Promoter ‘Tickled to Death’ With Growth of New Year’s Bash

The New Year’s Bash at Dillon Motor Speedway has become a staple event to kick off short track racing in the Carolinas each year.  The event, headlined by a marquee Street Stock event which draws competitors from across the country, enters its 11th year on January 8-10.




Ron Barfield, owner of Dillon Motor Speedway, gets excited each year for the event, which has grown from humble beginnings 11 years ago.


“It gets bigger and bigger each year,” Barfield said on Speed51’s “The Bullring” Monday.  “I’m telling you, the New Year’s Bash, when you’ve got a Street Stock race going on MAVTV, it makes everyone want to be a part of it.”


The event was a spiritual successor to the Polar Bear 150, an event at Rockingham Speedway each winter headlined by Street Stock racing.  When that event went away with the closure of Rockingham, the New Year’s Bash took its place.


“Rockingham had it on New Year’s Day.  When they quit doing it, I had a lot of friends that had a lot of those Kimmel cars.  They called me up, started talking about it and we tried putting something together.”


However, the New Year’s Bash was anything but an immediate success.  Barfield recounted the meager car counts of the early years.


“The first New Year’s Bash that we had, we had nine cars on the grid.  I actually bought three of the Street Stocks and put them out there myself.  We had nine cars on the grid, and three of them were mine.  We did it for two years.  To be honest it was horrible.  There was nobody coming.  We just had a hard time getting anyone to come.


“We changed it off of January 1 and moved it to the weekend after New Year’s.  It felt like a lot of people weren’t ready yet.  After the second year of it, it was terrible.  Honestly, in the middle of December and we were like, ‘Guys, are we going to do this again?’


“I said, let’s do it one more year.  That one more year, it took off.”


Now, it can be a challenge at times for Barfield and his staff to find enough space to park all the cars who come to the New Year’s Bash across several divisions.  It has led to the event changing over the years, with more classes now competing in their feature races on Saturday.


“The crowd we had last year with race cars, I opted for some classes to qualify and race on one day.  That way, they didn’t have to come in and buy the motel rooms and the expenses go up.


“I found myself saying I was trying to pack in too much on Sunday.  I was opening the gates at 9 a.m., starting practice at 12.  I got further and further behind.  We’ve got qualifying on Saturday and two races on Saturday to focus on making this one of the best shows on Sunday afternoon.”


Barfield believes much of the success of the event stems from drivers simply being eager to put the long winter’s rest behind them and get back to racing.

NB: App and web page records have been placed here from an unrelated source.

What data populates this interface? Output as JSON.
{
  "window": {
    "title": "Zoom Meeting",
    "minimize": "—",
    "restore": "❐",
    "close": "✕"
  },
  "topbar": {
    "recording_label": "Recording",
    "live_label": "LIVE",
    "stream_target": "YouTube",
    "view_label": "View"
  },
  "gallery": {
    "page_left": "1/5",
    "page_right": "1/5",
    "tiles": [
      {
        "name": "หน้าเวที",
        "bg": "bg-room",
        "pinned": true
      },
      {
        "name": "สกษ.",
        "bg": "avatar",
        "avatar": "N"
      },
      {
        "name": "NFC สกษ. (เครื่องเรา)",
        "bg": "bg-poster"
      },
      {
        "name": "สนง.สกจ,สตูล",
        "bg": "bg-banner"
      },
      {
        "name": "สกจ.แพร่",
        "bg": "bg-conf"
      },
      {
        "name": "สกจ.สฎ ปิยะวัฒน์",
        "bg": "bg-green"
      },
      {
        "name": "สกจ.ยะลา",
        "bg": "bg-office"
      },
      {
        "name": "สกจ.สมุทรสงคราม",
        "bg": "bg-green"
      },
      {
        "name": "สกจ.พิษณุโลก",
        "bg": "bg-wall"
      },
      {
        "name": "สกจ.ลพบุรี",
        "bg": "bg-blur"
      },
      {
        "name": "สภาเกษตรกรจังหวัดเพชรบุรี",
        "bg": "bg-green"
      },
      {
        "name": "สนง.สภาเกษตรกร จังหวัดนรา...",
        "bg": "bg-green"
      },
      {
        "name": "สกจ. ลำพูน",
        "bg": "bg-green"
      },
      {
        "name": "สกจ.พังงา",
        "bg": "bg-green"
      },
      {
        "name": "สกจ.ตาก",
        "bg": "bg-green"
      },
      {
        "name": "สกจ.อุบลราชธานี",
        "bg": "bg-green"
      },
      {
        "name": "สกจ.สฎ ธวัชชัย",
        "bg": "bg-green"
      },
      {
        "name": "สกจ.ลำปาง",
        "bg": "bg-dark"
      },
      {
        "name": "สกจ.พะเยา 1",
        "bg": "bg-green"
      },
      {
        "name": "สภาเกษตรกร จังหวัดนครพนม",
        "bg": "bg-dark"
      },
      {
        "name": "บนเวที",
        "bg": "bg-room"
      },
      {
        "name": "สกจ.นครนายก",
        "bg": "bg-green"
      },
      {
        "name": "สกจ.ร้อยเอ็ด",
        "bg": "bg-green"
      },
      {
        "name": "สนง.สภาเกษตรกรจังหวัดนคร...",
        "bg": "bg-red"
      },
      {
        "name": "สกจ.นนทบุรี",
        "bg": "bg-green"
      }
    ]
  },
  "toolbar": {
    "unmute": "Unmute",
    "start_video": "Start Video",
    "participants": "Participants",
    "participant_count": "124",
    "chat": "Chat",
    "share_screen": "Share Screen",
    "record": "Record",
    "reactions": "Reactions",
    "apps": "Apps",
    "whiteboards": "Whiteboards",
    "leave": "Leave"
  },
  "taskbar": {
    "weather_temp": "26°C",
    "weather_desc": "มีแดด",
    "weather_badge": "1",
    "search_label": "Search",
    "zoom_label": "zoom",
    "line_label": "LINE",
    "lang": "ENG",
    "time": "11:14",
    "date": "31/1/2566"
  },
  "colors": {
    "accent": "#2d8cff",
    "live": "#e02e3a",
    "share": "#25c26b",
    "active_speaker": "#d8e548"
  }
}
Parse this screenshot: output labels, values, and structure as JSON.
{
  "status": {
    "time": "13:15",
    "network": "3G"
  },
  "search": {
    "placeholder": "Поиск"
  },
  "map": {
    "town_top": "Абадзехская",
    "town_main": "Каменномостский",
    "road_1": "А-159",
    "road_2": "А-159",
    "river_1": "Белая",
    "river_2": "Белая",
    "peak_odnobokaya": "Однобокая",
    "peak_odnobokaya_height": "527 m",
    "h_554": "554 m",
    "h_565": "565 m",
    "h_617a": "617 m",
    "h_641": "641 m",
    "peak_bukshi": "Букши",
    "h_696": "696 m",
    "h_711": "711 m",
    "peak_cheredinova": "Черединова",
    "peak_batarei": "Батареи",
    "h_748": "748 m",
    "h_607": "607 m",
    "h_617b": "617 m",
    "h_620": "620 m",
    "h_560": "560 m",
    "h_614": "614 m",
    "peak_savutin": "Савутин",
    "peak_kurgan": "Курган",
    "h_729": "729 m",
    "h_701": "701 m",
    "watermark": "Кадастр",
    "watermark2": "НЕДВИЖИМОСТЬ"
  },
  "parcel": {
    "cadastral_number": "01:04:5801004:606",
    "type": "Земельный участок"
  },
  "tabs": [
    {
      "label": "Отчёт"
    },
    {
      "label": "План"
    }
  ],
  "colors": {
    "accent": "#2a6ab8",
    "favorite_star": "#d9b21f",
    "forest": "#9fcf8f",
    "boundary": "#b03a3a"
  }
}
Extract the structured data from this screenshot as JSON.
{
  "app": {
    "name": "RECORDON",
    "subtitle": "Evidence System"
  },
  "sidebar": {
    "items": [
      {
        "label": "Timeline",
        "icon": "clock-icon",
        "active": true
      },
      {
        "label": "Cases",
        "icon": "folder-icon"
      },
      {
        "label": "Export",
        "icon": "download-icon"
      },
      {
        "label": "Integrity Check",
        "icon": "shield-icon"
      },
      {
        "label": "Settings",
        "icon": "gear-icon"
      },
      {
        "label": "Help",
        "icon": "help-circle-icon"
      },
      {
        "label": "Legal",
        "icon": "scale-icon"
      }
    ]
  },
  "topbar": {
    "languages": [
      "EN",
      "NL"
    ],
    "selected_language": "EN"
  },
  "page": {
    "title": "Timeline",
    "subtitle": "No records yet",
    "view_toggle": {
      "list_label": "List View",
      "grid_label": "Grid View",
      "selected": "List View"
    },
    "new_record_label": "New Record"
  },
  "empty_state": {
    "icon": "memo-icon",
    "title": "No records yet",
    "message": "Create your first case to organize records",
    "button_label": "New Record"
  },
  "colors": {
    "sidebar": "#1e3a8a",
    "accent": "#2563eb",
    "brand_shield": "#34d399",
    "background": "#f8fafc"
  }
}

“It definitely has grown, and the support classes have grown each and every year.  It just gives everybody a chance to go racing.  I tell you what, I’m tickled to death with how the New Year’s Bash is going on.”


Race fans unable to attend the 11th Annual New Year’s Bash will be able to watch live Sunday on Speed51.TV.  Click here to subscribe and watch Sunday’s broadcast.


-Story by: Zach Evans, Speed51 Content Supervisor – Twitter: @ztevans

-Photo credit: Speed51 Photo

Promoter ‘Tickled to Death’ With Growth of New Year’s Bash